It’s the modern parent’s dilemma. You want to use the technology in your pocket to make sure your kids are safe and always within reach. But you don’t want to put an expensive handheld computer in the fingers of an 8-year-old who will drop it 15 seconds after you tell him, “Be careful with that,” or one that will send your data bills through the roof.

The FiLIP watch is one possible solution to that problem. On Friday, Sprint introduced another. The WeGo is a super-simple cellphone, designed for kids from 5 to 12. It aims to give parents sophisticated tracking capabilities while letting kids master basic communications skills.


A review unit was not available at press time. But at initial glance, there are three features that make the Sprint WeGo stand out from run-of-the-mill flip phones.

One is its simple design. There’s just one button on the front for making calls, and two buttons on the side for scrolling up or down through a list of people your child may contact. If your child feels like he’s in danger, he can pull a ring on a string, which sounds an alarm and immediately sends you a text. When you call the child back, the phone’s microphone and camera are immediately activated.
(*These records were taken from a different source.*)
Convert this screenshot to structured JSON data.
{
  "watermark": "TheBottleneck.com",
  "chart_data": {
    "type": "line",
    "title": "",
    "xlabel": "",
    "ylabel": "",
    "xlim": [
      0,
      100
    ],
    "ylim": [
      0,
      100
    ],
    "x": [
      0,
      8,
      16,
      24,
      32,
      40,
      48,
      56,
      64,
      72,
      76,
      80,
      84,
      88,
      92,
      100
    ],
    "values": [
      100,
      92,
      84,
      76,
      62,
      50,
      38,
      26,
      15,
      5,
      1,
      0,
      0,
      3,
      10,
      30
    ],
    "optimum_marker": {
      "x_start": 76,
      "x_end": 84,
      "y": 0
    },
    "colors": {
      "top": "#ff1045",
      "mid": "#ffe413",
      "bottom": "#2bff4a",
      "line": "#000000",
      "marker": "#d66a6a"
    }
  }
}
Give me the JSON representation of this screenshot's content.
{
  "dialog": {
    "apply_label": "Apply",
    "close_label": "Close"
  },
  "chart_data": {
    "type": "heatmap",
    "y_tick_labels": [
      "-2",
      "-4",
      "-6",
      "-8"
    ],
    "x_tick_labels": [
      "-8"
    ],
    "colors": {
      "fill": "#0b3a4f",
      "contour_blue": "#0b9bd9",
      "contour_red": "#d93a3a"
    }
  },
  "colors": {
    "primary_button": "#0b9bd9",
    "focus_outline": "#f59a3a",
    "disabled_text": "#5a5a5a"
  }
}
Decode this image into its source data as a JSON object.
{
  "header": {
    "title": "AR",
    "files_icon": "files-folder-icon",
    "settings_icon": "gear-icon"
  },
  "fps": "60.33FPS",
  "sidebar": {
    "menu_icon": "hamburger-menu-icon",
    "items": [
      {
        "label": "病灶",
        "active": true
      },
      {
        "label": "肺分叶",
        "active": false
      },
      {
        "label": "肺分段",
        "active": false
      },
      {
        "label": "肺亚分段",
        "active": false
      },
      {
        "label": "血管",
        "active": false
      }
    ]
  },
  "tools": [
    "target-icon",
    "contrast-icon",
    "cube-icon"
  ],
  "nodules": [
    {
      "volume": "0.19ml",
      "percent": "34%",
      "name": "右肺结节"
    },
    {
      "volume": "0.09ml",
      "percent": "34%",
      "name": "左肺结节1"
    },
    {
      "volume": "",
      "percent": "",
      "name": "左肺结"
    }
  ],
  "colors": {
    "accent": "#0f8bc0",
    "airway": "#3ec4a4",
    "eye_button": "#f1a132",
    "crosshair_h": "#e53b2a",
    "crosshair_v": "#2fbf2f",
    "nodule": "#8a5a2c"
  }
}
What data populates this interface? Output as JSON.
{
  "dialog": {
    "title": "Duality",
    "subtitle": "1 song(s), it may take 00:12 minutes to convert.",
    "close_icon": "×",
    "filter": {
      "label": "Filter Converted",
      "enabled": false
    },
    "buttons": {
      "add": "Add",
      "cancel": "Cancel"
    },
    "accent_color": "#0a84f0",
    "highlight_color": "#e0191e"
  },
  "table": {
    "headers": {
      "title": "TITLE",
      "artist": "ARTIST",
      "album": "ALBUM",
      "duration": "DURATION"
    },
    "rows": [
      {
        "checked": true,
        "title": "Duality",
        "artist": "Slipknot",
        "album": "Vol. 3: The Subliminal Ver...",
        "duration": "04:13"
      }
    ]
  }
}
(The WeGo is also durable: Sprint claims the water-resistant handheld device can withstand a drop of up to 12 feet without shattering.)

The second standout feature are the parental controls. You can enter up to 20 numbers your child can call; these are also the only numbers that can call him. You can put the phone in silent mode during school hours or late at night. You can use a web portal to track his location, get text messages when he arrives at school or at home, and get alerts if he’s traveling in a vehicle that’s exceeding the speed limit. An accelerometer in the phone can even let you know if he’s gotten out of bed in time for school.


WeGo lets you set up “geofences” in multiple locations and get text alerts when your child enters or leaves one. (Sprint)

The third is the phone’s relatively low cost: The WeGo costs $120, which you can pay off over 24 months if needed, plus $10 a month for 1,000 minutes of talking and 1,000 texts. Because there’s no keyboard or keypad on the device, the text messages are limited to 50 preset phrases like “I’m at home,” “I need a ride,” or “Call me, please.”

Super-simple phones aimed at the very young were trendy a few years back, when the Firefly Mobile was introduced. Later, Verizon offered the LG Migo, a similarly basic and colorful handset for the Crayola crowd. Verizon discontinued the Migo a few years ago; Firefly phones are still available with pay-as-you-go plans, but with none of the parental controls.

With the rise of devices like the FiLIP and the WeGo, phones for the smallest members of our families may be experiencing a bit of a comeback. We’ll have more to say when we get our hands on a WeGo later this month.

Questions, complaints, kudos? Email Dan Tynan at ModFamily1@yahoo.com